Her big goal is to have her show produced and someday be on Broadway. She admits that it’s a really big goal, so now she is concentrating on just getting it produced and getting it off the ground.

“One of my big things is to teach native youth – to inspire native youth. Our cultures are so rich and we have our traditional art combined with whatever contemporary mediums. They are so beautiful when we accomplish them, but we also need that support for each other to continue to do these things. I really hope that the work that I do can inspire that, too,” Josie said.

Ty Defoe, the author of “Ajijaak on Turtle Island,” is excited about his creation being taken on the road across the United States.

“I think it’s a really special piece about Ajijaak that tells the story of indigenous people living off the Earth,” Defoe said. “In the mind, it was created to inspire our indigenous youth, but also all people.

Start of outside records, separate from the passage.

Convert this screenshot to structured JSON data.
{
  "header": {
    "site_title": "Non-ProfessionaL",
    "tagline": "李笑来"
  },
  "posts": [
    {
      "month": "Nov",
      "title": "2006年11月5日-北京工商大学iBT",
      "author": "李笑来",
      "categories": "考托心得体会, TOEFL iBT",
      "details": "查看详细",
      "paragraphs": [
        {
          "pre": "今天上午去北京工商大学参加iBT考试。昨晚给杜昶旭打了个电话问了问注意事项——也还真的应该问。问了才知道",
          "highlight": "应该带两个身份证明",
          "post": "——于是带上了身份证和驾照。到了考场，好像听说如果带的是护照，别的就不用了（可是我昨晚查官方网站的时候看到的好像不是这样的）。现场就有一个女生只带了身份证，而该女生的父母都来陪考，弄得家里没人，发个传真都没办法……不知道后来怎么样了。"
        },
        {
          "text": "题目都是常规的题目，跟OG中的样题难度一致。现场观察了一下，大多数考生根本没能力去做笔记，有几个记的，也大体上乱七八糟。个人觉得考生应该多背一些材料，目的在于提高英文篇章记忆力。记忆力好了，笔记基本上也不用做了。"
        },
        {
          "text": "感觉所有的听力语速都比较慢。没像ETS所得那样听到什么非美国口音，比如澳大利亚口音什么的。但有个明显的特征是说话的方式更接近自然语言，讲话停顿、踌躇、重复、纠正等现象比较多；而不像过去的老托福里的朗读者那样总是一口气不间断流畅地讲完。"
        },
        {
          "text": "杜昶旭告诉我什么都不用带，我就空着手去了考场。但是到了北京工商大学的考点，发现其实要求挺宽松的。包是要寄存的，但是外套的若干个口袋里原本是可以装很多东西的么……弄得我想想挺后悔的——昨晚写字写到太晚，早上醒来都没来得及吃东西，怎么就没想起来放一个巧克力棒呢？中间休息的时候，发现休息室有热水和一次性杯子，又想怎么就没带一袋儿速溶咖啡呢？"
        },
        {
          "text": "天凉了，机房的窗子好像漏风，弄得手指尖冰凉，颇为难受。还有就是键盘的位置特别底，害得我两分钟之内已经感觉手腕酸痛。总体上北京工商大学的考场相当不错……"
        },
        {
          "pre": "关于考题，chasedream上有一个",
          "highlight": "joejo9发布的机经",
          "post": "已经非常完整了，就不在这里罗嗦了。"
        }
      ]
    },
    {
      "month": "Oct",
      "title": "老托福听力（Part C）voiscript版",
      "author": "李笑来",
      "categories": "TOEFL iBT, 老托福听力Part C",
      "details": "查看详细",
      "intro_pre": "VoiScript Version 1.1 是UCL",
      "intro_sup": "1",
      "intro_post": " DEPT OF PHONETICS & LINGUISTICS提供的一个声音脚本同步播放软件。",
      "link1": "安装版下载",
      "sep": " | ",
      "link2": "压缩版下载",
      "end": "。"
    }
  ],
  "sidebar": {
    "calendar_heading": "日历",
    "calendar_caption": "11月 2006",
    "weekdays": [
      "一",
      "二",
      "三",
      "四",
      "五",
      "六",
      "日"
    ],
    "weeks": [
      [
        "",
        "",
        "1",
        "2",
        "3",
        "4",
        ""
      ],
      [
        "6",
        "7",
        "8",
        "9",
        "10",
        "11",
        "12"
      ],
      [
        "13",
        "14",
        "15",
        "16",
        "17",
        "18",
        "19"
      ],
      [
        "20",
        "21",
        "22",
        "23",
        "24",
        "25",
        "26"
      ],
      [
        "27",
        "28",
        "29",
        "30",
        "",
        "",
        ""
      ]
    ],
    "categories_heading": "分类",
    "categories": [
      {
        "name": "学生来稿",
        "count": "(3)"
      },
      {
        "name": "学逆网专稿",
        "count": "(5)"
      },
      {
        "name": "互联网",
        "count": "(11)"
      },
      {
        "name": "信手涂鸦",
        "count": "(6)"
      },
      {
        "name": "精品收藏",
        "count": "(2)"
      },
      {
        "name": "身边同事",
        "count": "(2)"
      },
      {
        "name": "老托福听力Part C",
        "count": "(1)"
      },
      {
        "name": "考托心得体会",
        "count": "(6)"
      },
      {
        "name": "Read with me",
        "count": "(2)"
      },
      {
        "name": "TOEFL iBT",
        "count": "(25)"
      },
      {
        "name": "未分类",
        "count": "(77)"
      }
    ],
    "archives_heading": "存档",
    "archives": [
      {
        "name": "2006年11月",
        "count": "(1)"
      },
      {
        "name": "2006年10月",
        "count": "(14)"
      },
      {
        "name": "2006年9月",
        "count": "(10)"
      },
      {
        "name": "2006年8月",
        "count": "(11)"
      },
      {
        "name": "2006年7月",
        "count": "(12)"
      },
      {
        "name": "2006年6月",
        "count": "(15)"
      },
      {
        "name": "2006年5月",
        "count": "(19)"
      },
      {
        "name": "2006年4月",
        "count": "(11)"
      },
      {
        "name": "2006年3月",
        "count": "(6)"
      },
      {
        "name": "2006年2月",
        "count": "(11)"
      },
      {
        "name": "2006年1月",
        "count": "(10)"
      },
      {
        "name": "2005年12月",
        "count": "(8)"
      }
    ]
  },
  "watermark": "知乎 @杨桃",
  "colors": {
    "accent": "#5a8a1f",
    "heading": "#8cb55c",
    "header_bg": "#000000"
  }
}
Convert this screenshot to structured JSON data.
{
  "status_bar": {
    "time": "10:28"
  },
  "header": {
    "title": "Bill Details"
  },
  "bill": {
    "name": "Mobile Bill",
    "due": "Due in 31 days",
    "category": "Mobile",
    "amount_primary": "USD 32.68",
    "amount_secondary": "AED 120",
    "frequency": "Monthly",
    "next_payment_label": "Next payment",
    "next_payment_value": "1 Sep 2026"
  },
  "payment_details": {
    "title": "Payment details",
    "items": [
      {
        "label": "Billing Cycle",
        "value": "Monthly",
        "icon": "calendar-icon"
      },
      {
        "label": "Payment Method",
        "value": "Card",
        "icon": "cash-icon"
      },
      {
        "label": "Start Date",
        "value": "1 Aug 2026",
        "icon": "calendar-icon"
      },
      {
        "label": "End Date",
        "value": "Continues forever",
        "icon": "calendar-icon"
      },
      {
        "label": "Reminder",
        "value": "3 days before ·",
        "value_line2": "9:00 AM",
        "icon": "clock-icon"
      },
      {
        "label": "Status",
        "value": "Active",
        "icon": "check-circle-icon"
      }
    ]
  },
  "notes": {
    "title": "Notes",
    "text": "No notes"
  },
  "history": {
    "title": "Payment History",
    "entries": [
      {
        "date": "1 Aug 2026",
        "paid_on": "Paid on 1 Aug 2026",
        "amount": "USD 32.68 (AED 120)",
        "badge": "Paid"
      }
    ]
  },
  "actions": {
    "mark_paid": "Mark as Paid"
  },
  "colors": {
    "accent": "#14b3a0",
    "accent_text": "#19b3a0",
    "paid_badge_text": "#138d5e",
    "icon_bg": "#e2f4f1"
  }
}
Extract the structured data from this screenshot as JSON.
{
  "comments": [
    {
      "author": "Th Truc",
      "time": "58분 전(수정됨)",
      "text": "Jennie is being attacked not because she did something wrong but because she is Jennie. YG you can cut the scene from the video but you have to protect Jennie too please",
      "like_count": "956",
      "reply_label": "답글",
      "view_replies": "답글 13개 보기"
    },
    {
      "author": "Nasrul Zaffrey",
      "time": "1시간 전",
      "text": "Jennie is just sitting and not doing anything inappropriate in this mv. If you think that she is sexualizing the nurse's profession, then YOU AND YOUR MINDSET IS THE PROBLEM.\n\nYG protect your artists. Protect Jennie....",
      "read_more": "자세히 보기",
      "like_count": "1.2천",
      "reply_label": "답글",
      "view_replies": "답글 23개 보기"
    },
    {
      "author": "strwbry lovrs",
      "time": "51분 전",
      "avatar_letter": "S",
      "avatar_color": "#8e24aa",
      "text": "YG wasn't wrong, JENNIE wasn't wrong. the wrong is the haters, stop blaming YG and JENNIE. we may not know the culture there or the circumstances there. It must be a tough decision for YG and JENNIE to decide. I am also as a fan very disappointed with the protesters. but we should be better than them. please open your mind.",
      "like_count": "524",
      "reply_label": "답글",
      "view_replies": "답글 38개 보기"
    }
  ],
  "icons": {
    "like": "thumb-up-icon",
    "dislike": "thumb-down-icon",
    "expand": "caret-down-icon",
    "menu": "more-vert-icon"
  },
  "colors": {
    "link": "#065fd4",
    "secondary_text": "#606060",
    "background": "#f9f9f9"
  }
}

We work toward keeping our cultures alive but also thriving.”

During his youth, Defoe would pass through Wisconsin Dells on his way to see his family and stop at Stand Rock in the summer.

“I grew up in northern Wisconsin, being Ojibwa and Oneida, and going to powwows to keep the culture alive,” he said. “That mindset went into the performance a lot. I was inspired a lot from the Mirror Lake and Lake Delton areas. I went to science camp there to learn how ecological knowledge connects to the land.”